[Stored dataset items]
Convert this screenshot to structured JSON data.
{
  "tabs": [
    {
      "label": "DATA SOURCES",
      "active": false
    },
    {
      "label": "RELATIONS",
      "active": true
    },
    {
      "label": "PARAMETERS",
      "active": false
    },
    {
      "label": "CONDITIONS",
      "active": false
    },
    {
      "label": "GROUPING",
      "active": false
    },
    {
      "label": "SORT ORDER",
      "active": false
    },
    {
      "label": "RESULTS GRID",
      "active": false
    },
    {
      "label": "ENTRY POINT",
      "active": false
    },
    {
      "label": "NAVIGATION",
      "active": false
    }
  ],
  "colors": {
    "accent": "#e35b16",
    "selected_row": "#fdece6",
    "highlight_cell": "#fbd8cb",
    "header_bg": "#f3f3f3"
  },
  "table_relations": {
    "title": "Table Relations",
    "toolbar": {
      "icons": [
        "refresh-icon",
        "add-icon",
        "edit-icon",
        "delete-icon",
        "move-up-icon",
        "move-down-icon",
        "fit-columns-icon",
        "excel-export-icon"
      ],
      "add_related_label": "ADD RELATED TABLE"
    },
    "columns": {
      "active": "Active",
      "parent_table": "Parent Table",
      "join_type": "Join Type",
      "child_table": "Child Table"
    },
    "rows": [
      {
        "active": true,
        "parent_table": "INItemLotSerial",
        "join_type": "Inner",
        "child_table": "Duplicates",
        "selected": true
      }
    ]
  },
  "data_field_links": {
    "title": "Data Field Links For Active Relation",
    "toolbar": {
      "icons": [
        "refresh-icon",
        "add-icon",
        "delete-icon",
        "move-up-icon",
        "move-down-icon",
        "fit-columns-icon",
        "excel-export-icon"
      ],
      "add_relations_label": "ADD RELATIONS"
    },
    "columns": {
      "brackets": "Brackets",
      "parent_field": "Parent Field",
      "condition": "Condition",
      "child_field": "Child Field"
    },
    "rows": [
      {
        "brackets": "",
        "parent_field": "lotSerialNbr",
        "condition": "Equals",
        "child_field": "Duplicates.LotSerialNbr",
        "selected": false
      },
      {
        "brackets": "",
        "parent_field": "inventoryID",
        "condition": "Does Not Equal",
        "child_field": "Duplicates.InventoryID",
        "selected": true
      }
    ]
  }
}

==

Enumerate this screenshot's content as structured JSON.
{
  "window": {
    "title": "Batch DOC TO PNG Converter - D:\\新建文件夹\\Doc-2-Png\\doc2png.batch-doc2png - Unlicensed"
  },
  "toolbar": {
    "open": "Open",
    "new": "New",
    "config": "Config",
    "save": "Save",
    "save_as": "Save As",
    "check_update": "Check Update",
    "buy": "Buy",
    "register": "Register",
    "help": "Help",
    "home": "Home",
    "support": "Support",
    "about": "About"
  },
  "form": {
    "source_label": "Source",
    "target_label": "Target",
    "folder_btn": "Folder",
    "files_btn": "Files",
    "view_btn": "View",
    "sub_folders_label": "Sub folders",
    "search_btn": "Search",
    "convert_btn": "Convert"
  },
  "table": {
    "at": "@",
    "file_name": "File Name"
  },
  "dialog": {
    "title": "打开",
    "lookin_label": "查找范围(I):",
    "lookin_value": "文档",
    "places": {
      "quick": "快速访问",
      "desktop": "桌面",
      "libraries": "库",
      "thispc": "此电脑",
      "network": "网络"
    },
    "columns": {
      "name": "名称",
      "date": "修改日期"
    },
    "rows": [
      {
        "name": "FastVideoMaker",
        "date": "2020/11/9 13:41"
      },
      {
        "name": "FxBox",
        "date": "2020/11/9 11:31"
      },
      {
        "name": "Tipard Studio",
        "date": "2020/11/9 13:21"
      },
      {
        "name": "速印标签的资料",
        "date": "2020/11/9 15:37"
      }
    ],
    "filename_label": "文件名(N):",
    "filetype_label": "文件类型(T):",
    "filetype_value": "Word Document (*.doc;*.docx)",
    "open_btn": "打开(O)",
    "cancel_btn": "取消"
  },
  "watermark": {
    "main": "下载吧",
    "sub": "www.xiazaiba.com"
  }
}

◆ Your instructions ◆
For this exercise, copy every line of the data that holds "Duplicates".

◆ Solution for this exercise ◆
        "child_table": "Duplicates",
        "child_field": "Duplicates.LotSerialNbr",
        "child_field": "Duplicates.InventoryID",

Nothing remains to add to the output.